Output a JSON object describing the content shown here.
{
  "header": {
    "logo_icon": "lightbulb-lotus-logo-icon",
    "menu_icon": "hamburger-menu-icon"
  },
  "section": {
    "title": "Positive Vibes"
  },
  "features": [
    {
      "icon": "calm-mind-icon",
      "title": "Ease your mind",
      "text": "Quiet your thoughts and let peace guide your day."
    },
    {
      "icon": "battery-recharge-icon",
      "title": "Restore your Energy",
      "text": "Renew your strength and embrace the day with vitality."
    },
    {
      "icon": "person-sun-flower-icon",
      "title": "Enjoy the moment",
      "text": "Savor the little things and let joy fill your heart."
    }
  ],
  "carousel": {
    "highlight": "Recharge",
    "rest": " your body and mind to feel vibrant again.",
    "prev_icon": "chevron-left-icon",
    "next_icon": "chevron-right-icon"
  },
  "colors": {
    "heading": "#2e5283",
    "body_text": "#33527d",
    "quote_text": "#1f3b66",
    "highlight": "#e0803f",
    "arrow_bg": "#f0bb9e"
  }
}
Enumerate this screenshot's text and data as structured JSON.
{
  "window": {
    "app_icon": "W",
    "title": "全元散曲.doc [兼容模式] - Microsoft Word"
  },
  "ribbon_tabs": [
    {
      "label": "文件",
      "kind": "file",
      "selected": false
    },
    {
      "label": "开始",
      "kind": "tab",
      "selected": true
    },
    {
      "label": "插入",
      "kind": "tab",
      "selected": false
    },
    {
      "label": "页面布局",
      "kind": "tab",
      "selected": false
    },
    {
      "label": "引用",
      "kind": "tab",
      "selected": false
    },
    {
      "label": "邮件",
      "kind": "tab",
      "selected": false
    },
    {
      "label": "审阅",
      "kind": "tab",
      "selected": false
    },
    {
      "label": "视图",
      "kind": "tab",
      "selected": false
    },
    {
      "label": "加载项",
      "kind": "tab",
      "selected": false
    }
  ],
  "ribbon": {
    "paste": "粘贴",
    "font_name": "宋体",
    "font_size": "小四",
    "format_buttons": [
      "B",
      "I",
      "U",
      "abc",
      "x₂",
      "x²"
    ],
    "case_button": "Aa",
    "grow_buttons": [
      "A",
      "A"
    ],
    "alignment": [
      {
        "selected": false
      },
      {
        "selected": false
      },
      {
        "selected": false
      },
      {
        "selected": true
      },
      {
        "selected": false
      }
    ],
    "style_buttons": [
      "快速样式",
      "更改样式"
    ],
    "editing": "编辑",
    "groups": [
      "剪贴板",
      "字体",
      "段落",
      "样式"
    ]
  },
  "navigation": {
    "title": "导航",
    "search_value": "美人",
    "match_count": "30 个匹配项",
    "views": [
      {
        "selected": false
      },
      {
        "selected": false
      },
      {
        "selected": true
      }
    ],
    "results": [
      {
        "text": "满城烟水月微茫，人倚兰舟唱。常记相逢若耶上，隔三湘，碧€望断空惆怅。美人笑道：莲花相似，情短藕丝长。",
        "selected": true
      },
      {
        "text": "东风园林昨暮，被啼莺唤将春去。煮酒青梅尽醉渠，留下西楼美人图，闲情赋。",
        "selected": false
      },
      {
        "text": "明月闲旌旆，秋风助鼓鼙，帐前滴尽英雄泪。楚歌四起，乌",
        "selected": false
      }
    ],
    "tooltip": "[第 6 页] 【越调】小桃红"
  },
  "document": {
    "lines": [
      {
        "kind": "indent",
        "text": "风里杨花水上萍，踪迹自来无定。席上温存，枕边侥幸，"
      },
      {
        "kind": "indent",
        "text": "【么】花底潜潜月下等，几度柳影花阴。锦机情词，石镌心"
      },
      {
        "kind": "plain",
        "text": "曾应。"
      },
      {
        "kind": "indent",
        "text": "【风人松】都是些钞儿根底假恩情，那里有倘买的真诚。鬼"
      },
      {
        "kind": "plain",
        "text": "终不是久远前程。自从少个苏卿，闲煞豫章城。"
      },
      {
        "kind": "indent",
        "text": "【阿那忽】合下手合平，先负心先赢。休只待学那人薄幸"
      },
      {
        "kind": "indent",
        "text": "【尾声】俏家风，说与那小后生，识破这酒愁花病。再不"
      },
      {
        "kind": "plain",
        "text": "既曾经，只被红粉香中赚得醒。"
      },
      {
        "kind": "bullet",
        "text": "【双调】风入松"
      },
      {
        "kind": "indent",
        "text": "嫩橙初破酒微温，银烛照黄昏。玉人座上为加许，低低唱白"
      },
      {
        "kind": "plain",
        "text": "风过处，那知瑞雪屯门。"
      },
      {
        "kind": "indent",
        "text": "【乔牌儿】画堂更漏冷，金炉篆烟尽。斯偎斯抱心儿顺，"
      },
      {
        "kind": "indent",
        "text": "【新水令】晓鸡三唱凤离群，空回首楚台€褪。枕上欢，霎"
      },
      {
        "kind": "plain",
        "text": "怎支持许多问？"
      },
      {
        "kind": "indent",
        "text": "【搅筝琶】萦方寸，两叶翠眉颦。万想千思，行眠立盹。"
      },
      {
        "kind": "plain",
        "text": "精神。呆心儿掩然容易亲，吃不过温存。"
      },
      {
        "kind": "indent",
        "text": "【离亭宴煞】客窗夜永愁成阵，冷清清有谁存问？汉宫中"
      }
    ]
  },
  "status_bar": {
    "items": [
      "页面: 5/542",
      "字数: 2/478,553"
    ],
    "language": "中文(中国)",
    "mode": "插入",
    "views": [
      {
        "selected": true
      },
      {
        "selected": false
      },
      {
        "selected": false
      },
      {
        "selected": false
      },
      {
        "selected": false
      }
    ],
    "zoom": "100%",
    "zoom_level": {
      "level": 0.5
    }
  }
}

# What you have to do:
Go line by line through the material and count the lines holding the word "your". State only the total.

# Exercise answer:
6